In 1923, President Calvin Coolidge established the Carlsbad Caverns National Monument. The caverns, located in southern New Mexico on the Texas border, have been a place of wonder to visitors for the past 90 years.
Coolidge designated the area as a national monument under the Antiquities Act, which enables the president to safeguard for future generations objects of natural, cultural, and historical significance.
Seven years later, Congress voted to create Carlsbad Caverns National Park.
Today, there is substantial evidence that this natural wonder has benefited surrounding communities. An analysis from the independent research group Headwaters Economics found that in 2009, Carlsbad Caverns National Park attracted 432,639 visitors, who contributed $23 million to the local economy. This tourism supported 433 local jobs.
Headwaters reported that creation of national monuments in other parts of the country—including a proposed monument in southern New Mexico—would lead to similar economic benefits.
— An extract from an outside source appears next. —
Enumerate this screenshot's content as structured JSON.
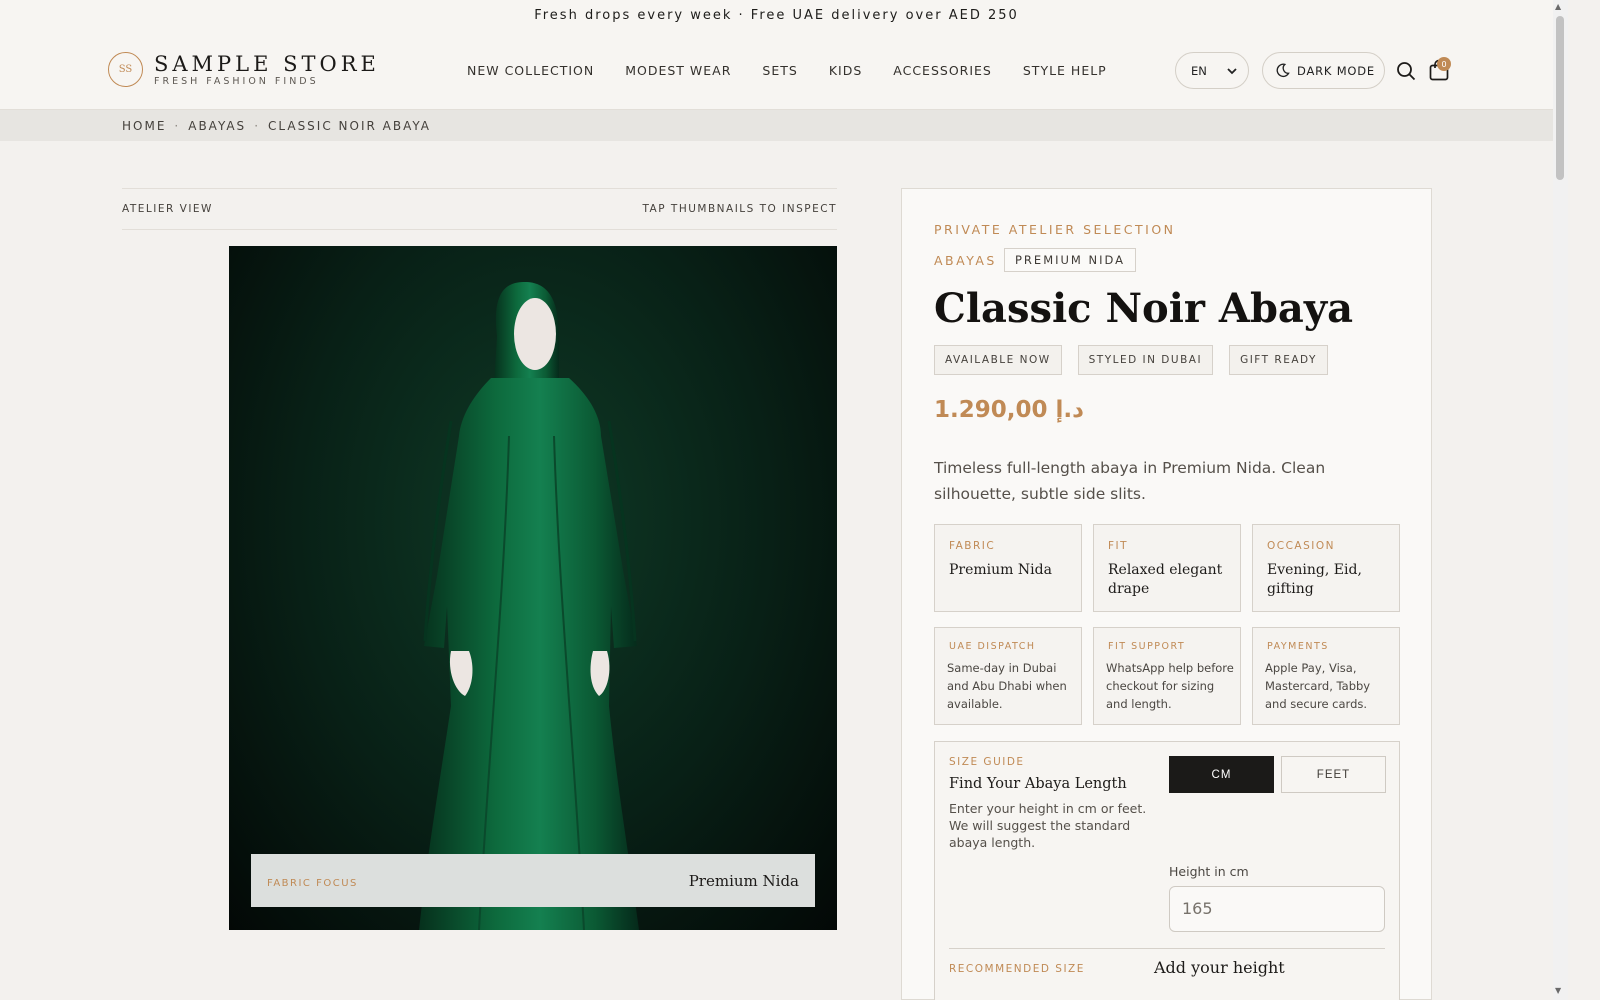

Another national monument on the horizon?
Just three hours west of the caverns is the Organ Mountains-Desert Peaks area, which has been proposed as a national monument and is also worthy of protection.
The region, in Doña Ana County just outside Las Cruces, is rich in cultural, historical, and natural treasures. It contains the scenic Organ Mountains, southwestern Chihuahuan Desert grasslands, the Potrillo volcanic field, and significant cultural and historical sites. These include 22 miles of the Butterfield stagecoach trail, Billy the Kid's Outlaw Rock, and thousands of Native American archaeological remains.
Over the past several years, The Pew Charitable Trusts has worked closely with a variety of organizations and individuals from the area to protect Organ Mountains-Desert Peaks. The coalition has included local business people, elected officials, faith leaders, sportsmen, veterans, historians, preservationists, and conservationists.
It makes sense that so many people would support designating the Organ Mountains-Desert Peaks as a national monument. A report released in August 2013 found that such a designation would contribute more than $7.4 million annually to business activity in the county and double the number of jobs in outdoor recreation and tourism. And a 2011 poll found that 71 percent of Doña Ana County residents supported establishment of an Organ Mountains-Desert Peaks National Monument to protect southern New Mexico's rich cultural and natural heritage.
Such a designation would preserve this rare American landscape, its abundant wildlife and plant species, and its rich history.It also would help secure significant long-term economic benefits for Doña Ana County and southern New Mexico.
Thanks to the Antiquities Act, we are celebrating the 90th anniversary of the Carlsbad Caverns National Monument. We join the local community in asking President Barack Obama to follow in President Coolidge's footsteps and protect Organ Mountains-Desert Peaks as a national monument for future generations to explore and enjoy.